### Problem statement
Go through the listing below and count the lines with "default" in them. Only the count is needed.

'''

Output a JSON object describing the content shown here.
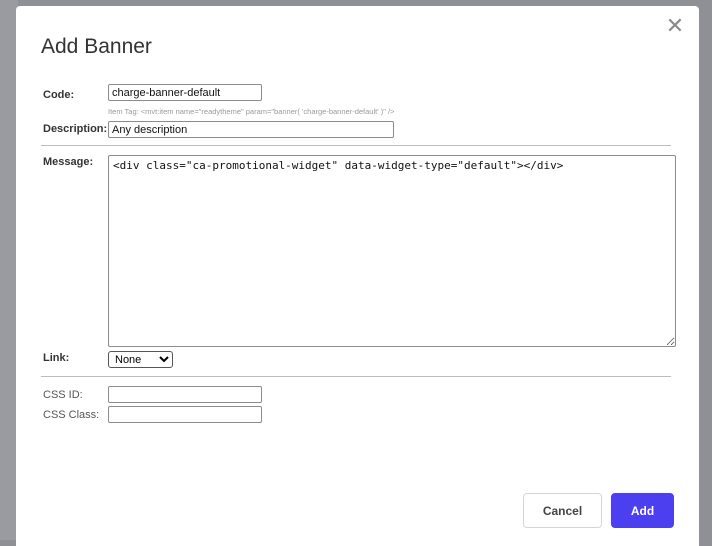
{
  "dialog": {
    "title": "Add Banner",
    "close_glyph": "✕"
  },
  "form": {
    "code": {
      "label": "Code:",
      "value": "charge-banner-default"
    },
    "item_tag_hint": "Item Tag: <mvt:item name=\"readytheme\" param=\"banner( 'charge-banner-default' )\" />",
    "description": {
      "label": "Description:",
      "value": "Any description"
    },
    "message": {
      "label": "Message:",
      "value": "<div class=\"ca-promotional-widget\" data-widget-type=\"default\"></div>"
    },
    "link": {
      "label": "Link:",
      "selected": "None"
    },
    "css_id": {
      "label": "CSS ID:",
      "value": ""
    },
    "css_class": {
      "label": "CSS Class:",
      "value": ""
    }
  },
  "actions": {
    "cancel_label": "Cancel",
    "add_label": "Add"
  },
  "colors": {
    "accent": "#4b3ff0",
    "backdrop": "#8f8f96"
  }
}
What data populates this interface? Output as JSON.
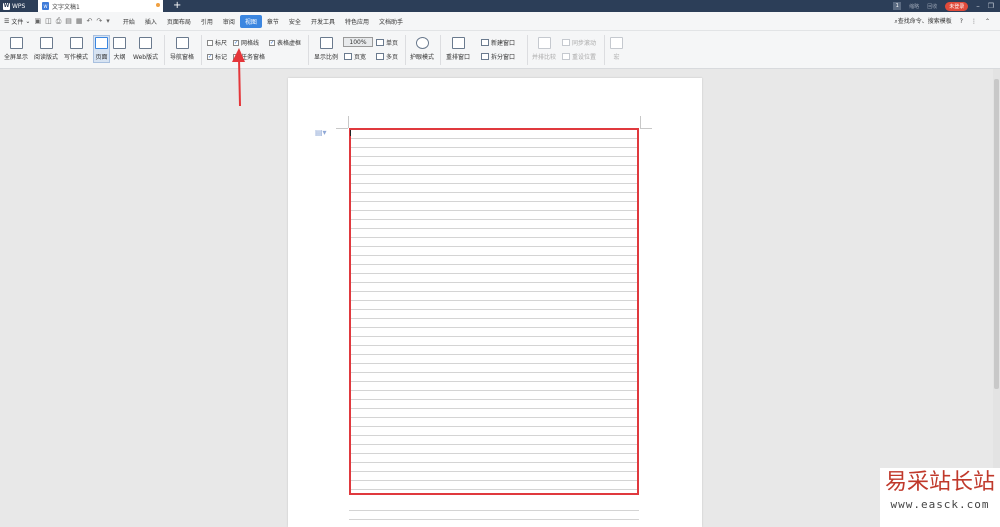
{
  "titlebar": {
    "app_tab": "WPS",
    "doc_tab": "文字文稿1",
    "add_tab": "+",
    "sync": "1",
    "sync_label": "缩略",
    "backup_label": "回收",
    "login_label": "未登录",
    "minimize": "–",
    "restore": "❐"
  },
  "menubar": {
    "file": "文件",
    "items": [
      "开始",
      "插入",
      "页面布局",
      "引用",
      "审阅",
      "视图",
      "章节",
      "安全",
      "开发工具",
      "特色应用",
      "文档助手"
    ],
    "active": "视图",
    "search": "查找命令、搜索模板",
    "help": "?"
  },
  "ribbon": {
    "view_buttons": [
      "全屏显示",
      "阅读版式",
      "写作模式",
      "页面",
      "大纲",
      "Web版式"
    ],
    "nav_pane": "导航窗格",
    "checks": [
      {
        "label": "标尺",
        "checked": false
      },
      {
        "label": "网格线",
        "checked": true
      },
      {
        "label": "标记",
        "checked": true
      },
      {
        "label": "任务窗格",
        "checked": false
      },
      {
        "label": "表格虚框",
        "checked": true
      }
    ],
    "zoom_label": "显示比例",
    "zoom_value": "100%",
    "page_width": "页宽",
    "single_page": "单页",
    "multi_page": "多页",
    "eye_mode": "护眼模式",
    "arrange": "重排窗口",
    "new_window": "新建窗口",
    "split_window": "拆分窗口",
    "side_by_side": "并排比较",
    "sync_scroll": "同步滚动",
    "reset_pos": "重设位置",
    "macro": "宏"
  },
  "watermark": {
    "line1": "易采站长站",
    "line2": "www.easck.com"
  }
}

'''

### Task response
3